Mistake 2: Underinvesting in Strategy Management
If the first mistake is complicating the strategy deployment process, the second (and often more costly) is to take a passive approach toward managing strategy execution under the false assumption that the mere existence of a strategy will drive the right behaviors. In our experience many organizations develop their strategy at the beginning of their year, document it, store it somewhere (SharePoint site, corporate shared drive, etc.), and allow it to collect virtual dust for the next 12 months until it’s time to start thinking about next year’s strategy.
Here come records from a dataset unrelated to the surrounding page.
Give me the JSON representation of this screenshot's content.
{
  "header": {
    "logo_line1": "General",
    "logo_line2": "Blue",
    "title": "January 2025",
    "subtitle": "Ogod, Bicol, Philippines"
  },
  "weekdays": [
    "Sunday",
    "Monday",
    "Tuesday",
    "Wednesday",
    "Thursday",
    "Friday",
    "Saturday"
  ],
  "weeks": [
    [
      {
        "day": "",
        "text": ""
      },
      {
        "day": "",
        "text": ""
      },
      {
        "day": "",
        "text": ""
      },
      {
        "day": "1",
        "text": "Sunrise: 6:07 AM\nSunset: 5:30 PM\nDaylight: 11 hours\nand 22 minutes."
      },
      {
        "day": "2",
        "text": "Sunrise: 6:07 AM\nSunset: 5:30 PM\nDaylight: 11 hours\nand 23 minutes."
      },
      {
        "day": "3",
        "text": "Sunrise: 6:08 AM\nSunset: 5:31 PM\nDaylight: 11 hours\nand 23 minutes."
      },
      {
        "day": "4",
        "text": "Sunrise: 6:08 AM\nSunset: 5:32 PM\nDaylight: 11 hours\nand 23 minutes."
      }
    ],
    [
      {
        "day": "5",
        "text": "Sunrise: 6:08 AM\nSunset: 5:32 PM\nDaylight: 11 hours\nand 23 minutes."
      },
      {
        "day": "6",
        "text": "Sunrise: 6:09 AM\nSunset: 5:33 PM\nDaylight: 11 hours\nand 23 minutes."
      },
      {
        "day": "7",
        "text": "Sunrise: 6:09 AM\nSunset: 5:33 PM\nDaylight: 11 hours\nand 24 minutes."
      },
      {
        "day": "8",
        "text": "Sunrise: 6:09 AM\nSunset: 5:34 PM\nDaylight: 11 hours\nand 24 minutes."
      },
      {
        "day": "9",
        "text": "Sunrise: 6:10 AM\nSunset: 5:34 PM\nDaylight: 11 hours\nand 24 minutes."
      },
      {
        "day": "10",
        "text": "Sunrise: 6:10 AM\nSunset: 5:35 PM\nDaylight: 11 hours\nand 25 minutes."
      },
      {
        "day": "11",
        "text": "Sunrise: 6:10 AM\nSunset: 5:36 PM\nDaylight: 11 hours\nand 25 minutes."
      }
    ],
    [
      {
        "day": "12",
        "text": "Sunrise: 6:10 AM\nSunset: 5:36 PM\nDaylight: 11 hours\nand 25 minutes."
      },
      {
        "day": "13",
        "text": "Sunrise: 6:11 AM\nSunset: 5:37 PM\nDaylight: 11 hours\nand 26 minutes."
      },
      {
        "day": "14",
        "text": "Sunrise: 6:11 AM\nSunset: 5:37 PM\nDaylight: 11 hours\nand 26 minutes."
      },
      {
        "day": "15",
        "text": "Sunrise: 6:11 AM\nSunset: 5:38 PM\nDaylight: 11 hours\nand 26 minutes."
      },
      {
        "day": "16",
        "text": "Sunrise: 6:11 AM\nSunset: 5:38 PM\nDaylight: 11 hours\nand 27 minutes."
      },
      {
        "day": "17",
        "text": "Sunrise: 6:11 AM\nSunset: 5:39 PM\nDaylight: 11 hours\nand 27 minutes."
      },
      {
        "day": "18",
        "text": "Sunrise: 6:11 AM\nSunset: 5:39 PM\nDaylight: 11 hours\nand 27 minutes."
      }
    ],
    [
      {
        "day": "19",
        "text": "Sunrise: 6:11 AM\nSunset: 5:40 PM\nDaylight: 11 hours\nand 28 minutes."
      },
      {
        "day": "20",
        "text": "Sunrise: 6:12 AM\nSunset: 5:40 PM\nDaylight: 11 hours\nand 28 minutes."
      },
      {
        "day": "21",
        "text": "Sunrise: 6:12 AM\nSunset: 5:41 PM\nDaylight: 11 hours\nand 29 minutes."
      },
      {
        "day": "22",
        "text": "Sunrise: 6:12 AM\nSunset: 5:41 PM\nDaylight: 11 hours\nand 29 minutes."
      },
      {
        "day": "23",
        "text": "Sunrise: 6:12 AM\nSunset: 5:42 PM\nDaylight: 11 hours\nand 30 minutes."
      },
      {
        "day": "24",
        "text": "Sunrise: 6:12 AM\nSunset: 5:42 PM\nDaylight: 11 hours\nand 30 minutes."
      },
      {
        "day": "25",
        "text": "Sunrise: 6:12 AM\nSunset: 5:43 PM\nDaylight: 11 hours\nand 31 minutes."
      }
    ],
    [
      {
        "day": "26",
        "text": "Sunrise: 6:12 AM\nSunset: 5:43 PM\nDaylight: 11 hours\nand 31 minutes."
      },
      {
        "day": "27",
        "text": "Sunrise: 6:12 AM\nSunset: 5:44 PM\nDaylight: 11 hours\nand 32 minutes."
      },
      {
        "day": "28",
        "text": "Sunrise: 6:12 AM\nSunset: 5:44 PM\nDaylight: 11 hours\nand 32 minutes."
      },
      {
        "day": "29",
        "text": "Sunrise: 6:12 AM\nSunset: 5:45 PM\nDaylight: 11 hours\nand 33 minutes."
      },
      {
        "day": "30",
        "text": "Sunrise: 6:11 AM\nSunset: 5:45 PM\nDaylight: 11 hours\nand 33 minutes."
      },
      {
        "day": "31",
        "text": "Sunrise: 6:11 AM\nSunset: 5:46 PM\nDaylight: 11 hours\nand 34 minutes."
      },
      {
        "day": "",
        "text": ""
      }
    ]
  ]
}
In the meantime, they develop a governance model around a set of operational metrics that probably matter to the business in some way but aren’t explicitly tied to one or more strategic objectives while other more forward looking metrics may get ignored entirely. In other words, they’re shooting in the general direction of the target, but they aren’t using their gun scope to precisely zero in on the bulls eye.
And this phenomenon doesn’t just constrain the value of metrics tracking and reporting. It hurts the CI program as well because the improvement agenda of the business – projects to pursue, business processes to implement, training to provide, etc. – is only effective to the extent that it resides within the shadow of business strategy. Therefore the improvement work at every level needs to be explicitly linked to the strategic objectives at that level. Otherwise the organization runs the risk that CI is, at best, viewed as a “nice to have” for the business or, at worst, is perceived as a distraction to the business.
Make Strategy Deployment Simple, Make Strategy Management Possible
Helping companies to avoid the two mistakes addressed above were was part of the reason why we created the layered strategy deployment tool in EON. Our strategy visualization feature, shown in Figure 1 below, allows users to easily define strategic objectives at every level of the organization and see how they connect up and down the organization along with the overall health of those objectives (i.e., serious risk, moderate risk, on track).
In addition, EON’s project management tool integrates with strategy deployment by allowing users to assign improvement projects to their corresponding strategic objectives, which gives users the ability to see those connections and update the health and status of all improvement projects linked to each objective (see Figure 2 below).
If you’d like to learn more about, EON, the world’s first comprehensive management platform for modern improvement teams, please don’t hesitate to contact us.